Thomas Carter, Shakespeare and Holy Scripture (1905; rpt. 1970), p. 359.


No new editions of the Geneva Bible published in 1598 have turned up since the first edition of the Short-Title Catalogue was published in 1926. The Council of the Bibliographical Society (London) graciously sent me pre-publication proofs of the entire section on Bibles in the forthcoming revised Short-Title Catalogue, and the revised STC likewise lists only two editions of the Geneva Bible published in 1598.

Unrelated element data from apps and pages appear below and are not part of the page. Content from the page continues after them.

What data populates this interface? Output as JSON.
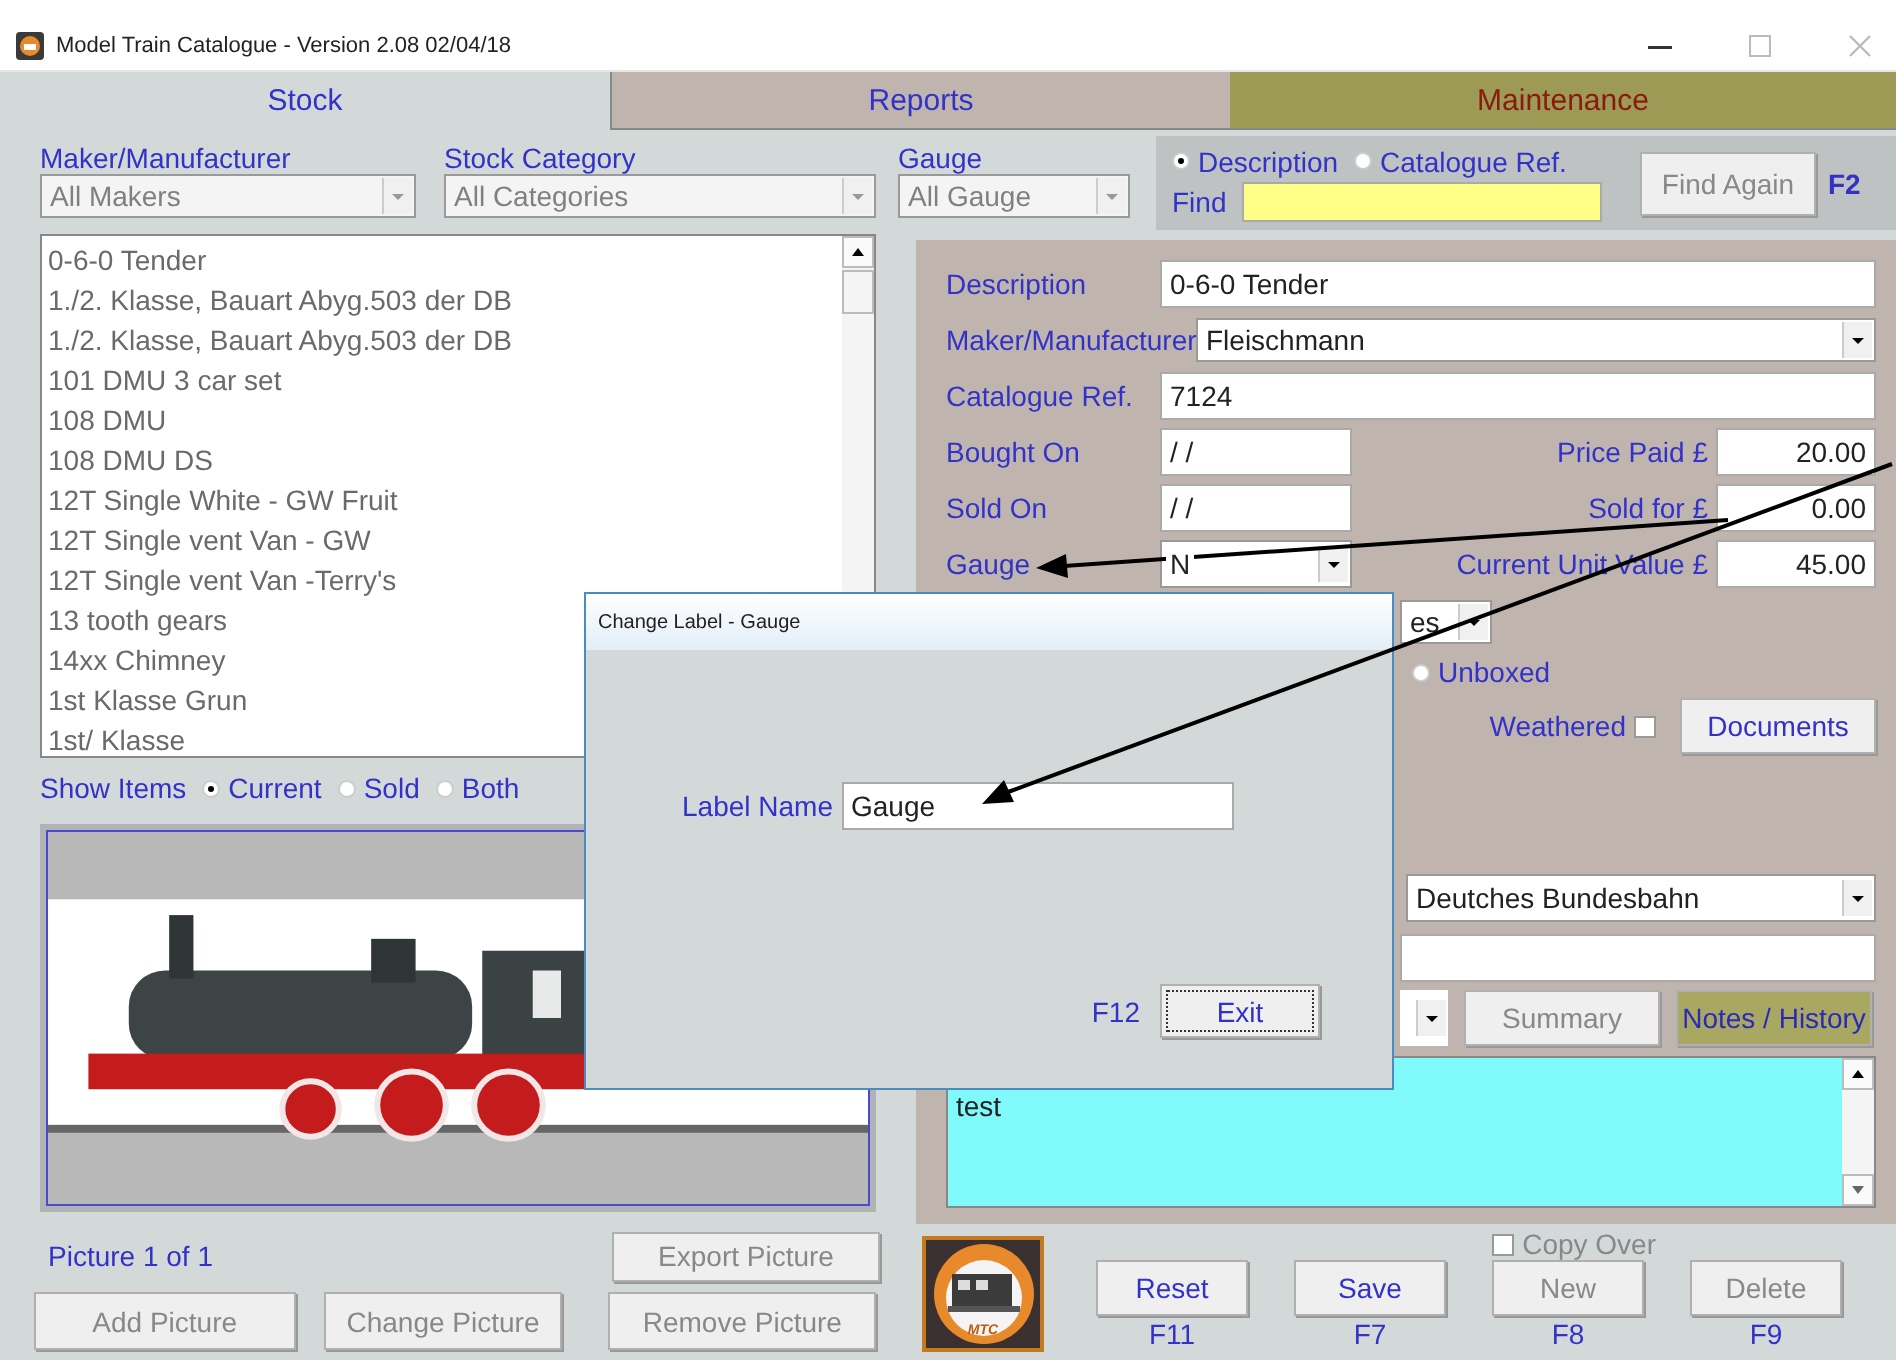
{
  "window": {
    "title": "Model Train Catalogue -  Version 2.08  02/04/18"
  },
  "tabs": [
    {
      "label": "Stock",
      "selected": true
    },
    {
      "label": "Reports",
      "selected": false
    },
    {
      "label": "Maintenance",
      "selected": false
    }
  ],
  "filters": [
    {
      "label": "Maker/Manufacturer",
      "value": "All Makers"
    },
    {
      "label": "Stock Category",
      "value": "All Categories"
    },
    {
      "label": "Gauge",
      "value": "All Gauge"
    }
  ],
  "find": {
    "options": [
      {
        "label": "Description",
        "selected": true
      },
      {
        "label": "Catalogue Ref.",
        "selected": false
      }
    ],
    "label": "Find",
    "button": "Find Again",
    "shortcut": "F2"
  },
  "items": [
    "0-6-0 Tender",
    "1./2. Klasse, Bauart Abyg.503 der DB",
    "1./2. Klasse, Bauart Abyg.503 der DB",
    "101 DMU 3 car set",
    "108 DMU",
    "108 DMU DS",
    "12T Single White - GW Fruit",
    "12T Single vent Van - GW",
    "12T Single vent Van -Terry's",
    "13 tooth gears",
    "14xx Chimney",
    "1st Klasse Grun",
    "1st/ Klasse"
  ],
  "show_items": {
    "label": "Show Items",
    "options": [
      {
        "label": "Current",
        "selected": true
      },
      {
        "label": "Sold",
        "selected": false
      },
      {
        "label": "Both",
        "selected": false
      }
    ]
  },
  "picture": {
    "kind": "picture",
    "caption": "Picture 1 of 1"
  },
  "export_button": {
    "label": "Export Picture",
    "disabled": true
  },
  "picture_buttons": [
    {
      "label": "Add Picture",
      "disabled": true
    },
    {
      "label": "Change Picture",
      "disabled": true
    },
    {
      "label": "Remove Picture",
      "disabled": true
    }
  ],
  "form": {
    "fields": [
      {
        "kind": "text",
        "label": "Description",
        "value": "0-6-0 Tender"
      },
      {
        "kind": "combo",
        "label": "Maker/Manufacturer",
        "value": "Fleischmann"
      },
      {
        "kind": "text",
        "label": "Catalogue Ref.",
        "value": "7124"
      }
    ],
    "rows": [
      {
        "label": "Bought On",
        "kind": "text",
        "value": "/ /",
        "price_label": "Price Paid £",
        "price": "20.00"
      },
      {
        "label": "Sold On",
        "kind": "text",
        "value": "/ /",
        "price_label": "Sold for £",
        "price": "0.00"
      },
      {
        "label": "Gauge",
        "kind": "combo",
        "value": "N",
        "price_label": "Current Unit Value £",
        "price": "45.00"
      }
    ],
    "partial_combo": {
      "value": "es"
    },
    "unboxed": {
      "label": "Unboxed",
      "selected": false
    },
    "weathered": {
      "label": "Weathered",
      "checked": false
    },
    "documents_button": {
      "label": "Documents",
      "disabled": false
    },
    "railway": {
      "value": "Deutches Bundesbahn"
    },
    "summary_button": {
      "label": "Summary",
      "disabled": true
    },
    "notes_button": {
      "label": "Notes / History",
      "selected": true
    },
    "notes": {
      "text": "test"
    }
  },
  "copy_over": {
    "label": "Copy Over",
    "checked": false
  },
  "logo": {
    "text": "MTC"
  },
  "actions": [
    {
      "label": "Reset",
      "key": "F11",
      "disabled": false
    },
    {
      "label": "Save",
      "key": "F7",
      "disabled": false
    },
    {
      "label": "New",
      "key": "F8",
      "disabled": true
    },
    {
      "label": "Delete",
      "key": "F9",
      "disabled": true
    }
  ],
  "dialog": {
    "title": "Change Label - Gauge",
    "label": "Label Name",
    "value": "Gauge",
    "shortcut": "F12",
    "button": "Exit"
  }
}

Geneva Bibles published after Hamlet was written were checked to make sure that Carter was not using one of those later editions. (I am indebted to Mr. Alan F. Jesson for permitting me to use the Bible Society's library, and to Miss Kathleen Cann, archivist, who repeatedly helped me in every possible way.)